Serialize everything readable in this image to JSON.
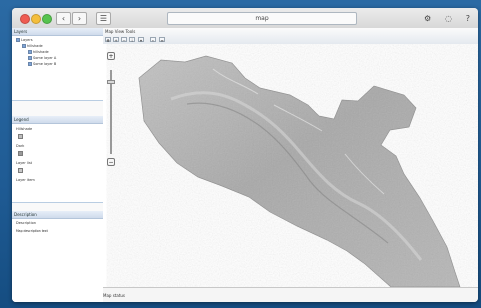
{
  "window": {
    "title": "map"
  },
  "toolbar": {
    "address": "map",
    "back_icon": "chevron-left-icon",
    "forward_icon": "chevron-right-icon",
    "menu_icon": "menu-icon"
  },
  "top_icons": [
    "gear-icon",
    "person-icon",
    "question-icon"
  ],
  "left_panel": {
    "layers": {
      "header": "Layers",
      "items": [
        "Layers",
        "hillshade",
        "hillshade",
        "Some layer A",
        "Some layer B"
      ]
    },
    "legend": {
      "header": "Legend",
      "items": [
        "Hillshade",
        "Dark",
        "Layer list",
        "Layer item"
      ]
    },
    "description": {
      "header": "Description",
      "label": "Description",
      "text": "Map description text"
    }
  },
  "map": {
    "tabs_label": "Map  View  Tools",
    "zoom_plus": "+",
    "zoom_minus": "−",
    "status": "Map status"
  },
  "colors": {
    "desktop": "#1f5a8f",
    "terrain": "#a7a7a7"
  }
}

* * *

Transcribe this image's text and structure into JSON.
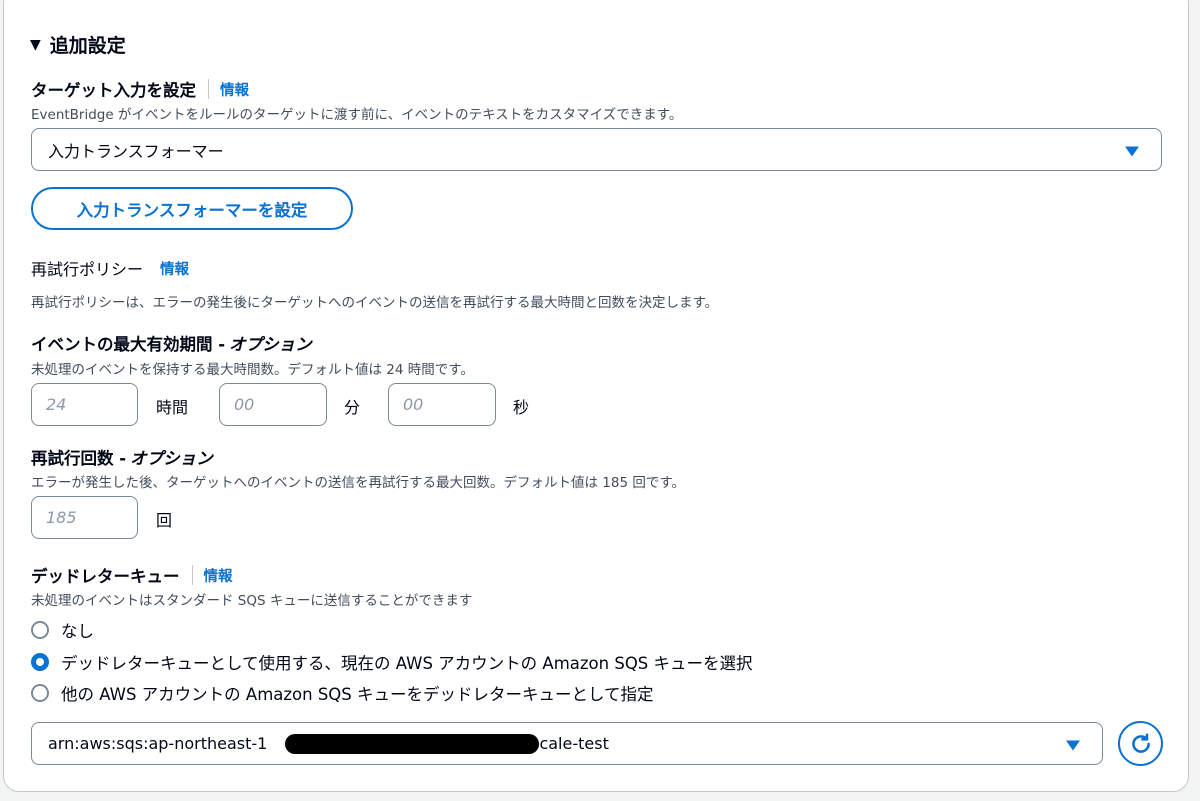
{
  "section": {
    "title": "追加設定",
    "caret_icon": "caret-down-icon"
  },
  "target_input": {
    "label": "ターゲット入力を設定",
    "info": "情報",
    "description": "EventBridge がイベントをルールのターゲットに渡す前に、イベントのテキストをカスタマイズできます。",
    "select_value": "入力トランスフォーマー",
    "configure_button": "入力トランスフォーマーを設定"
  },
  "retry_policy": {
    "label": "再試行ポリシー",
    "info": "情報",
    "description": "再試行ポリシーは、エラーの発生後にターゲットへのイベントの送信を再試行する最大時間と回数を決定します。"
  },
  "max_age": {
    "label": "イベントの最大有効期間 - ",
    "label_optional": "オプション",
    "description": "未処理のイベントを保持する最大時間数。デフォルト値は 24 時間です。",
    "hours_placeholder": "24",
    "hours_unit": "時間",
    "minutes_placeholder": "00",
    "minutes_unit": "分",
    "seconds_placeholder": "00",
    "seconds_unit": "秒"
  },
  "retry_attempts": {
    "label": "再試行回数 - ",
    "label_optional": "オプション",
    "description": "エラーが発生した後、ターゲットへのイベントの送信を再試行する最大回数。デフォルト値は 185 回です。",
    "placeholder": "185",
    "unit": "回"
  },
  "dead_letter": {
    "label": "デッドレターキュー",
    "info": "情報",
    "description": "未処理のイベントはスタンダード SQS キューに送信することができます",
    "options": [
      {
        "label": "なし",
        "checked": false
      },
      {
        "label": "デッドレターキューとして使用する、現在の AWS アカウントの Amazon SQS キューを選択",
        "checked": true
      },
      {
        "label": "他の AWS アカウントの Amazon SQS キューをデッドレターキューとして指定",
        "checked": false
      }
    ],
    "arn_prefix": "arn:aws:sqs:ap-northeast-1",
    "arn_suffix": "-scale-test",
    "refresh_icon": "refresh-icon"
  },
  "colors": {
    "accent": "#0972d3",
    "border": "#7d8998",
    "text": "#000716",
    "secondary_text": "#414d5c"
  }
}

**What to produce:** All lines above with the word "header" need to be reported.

**Task result:**
      "header": "Layers",
      "header": "Legend",
      "header": "Description",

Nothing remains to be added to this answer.